$2 billion spent to influence Congress on climate change, Drexel study finds
The study by Robert J. Brulle showed that "expenditures by these sectors dwarf those of environmental organizations and renewable energy corporations."
Lobbyists spent more than $2 billion trying to influence Congress on climate change from 2000 to 2016, with fossil-fuel industry groups outspending environmental groups by 10-1, according to a new study by a Drexel University professor.
The peer-reviewed study by sociologist Robert J. Brulle, released last week in the journal Climatic Change, showed that "expenditures by these sectors dwarf those of environmental organizations and renewable energy corporations."
"You can sort of see the enormous mismatch of resources in the climate change fields," Brulle said Wednesday. "Environmental groups and the renewable energy [sector] are pretty much a footnote."
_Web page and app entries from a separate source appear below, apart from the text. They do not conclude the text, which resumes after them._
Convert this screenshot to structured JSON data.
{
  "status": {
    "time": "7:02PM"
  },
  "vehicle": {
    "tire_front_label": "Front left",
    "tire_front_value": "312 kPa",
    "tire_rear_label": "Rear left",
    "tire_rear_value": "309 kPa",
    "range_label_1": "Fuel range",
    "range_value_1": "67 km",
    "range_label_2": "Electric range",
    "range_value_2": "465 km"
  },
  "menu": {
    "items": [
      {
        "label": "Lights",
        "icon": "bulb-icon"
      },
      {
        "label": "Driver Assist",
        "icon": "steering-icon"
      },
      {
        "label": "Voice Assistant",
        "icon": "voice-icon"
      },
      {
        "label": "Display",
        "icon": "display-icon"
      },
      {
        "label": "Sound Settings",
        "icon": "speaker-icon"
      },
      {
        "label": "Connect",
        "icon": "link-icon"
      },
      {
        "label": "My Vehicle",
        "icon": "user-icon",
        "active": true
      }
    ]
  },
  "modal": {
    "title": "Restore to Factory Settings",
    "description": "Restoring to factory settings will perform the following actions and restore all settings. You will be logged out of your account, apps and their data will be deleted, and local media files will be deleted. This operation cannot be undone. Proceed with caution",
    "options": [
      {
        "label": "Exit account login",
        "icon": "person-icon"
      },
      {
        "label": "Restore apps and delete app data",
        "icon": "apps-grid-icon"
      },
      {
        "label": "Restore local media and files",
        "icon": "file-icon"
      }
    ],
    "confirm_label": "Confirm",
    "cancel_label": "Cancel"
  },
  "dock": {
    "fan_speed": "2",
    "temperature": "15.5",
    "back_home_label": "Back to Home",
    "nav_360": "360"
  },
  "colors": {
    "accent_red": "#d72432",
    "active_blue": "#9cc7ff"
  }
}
Brulle analyzed numbers from campaign-data website Open Secrets, run by the nonpartisan Center for Responsible Politics. He looked at spending by environmental groups and the renewable energy sector. And he looked at spending by electrical utilities, and the fossil fuel and transportation sectors.
He identified 64,162 individual lobbying reports filed by 2,780 unique organizations as related to the climate change issue lobbying between 2000 and 2016.
About $2 billion was spent influencing discussions on climate in that 16-year span, peaking in 2009 at $362 million as the Obama administration got underway. That year, Democratic congressmen introduced the Waxman-Markey Bill, a sort of cap-and-trade legislation with the goal of reducing carbon emissions. The bill squeaked by the House but never made it to a vote in the Senate.
The Republican Party took control of the House in 2010 and has held it since. Lobbying expenditures decreased, apparently as the threat of climate-change legislation also decreased.
Brulle said he undertook the study because there wasn't much literature on lobbying's influence on policy and power. He said he was surprised at the size of the spending gap.
"I knew there would be a significant disparity," Brulle said. "But when you look at the ratios, it's still 10-1. So I think the scale surprised me. It's not in the millions, it's in the billions."
He said that shows that "corporations and political players put a lot of interest in lobbying, more than political contributions."
Brulle said his goal wasn't to find villains. Rather, he said, his findings are more nuanced, showing that some fossil-fuel related groups lobbied in favor of climate-change legislation. For example, he said, the natural gas industry at times favored such legislation. Natural gas is not only a competitor to coal but is viewed as cleaner by some. Natural gas operations release much less carbon dioxide, a greenhouse gas, than coal.
Indeed, the bulk of spending concerning climate change-related legislation came from the electrical utilities sector, which would include coal-fired power generation companies. That sector alone spent $554 million during the 16-year span.
Environmental and renewable energy groups sent about $127 million during the same period.
"The reality is, you've got to think in terms of color, not black and white," Brulle said. "You find variations with utilities and oil/gas companies. Exxon Mobil and Shell are different in their approaches."
Brulle said he hopes other scholars will conduct studies. He said other factors influence the success or failure of legislation, such as timing, public opinion, and political campaigns.
"We need a lot more research if we're going to understand what's going on here," Brulle said.
In his study, Brulle noted: "Lobbying is conducted away from the public eye. There is no open debate or refutation of viewpoints offered by professional lobbyists meeting in private with government officials."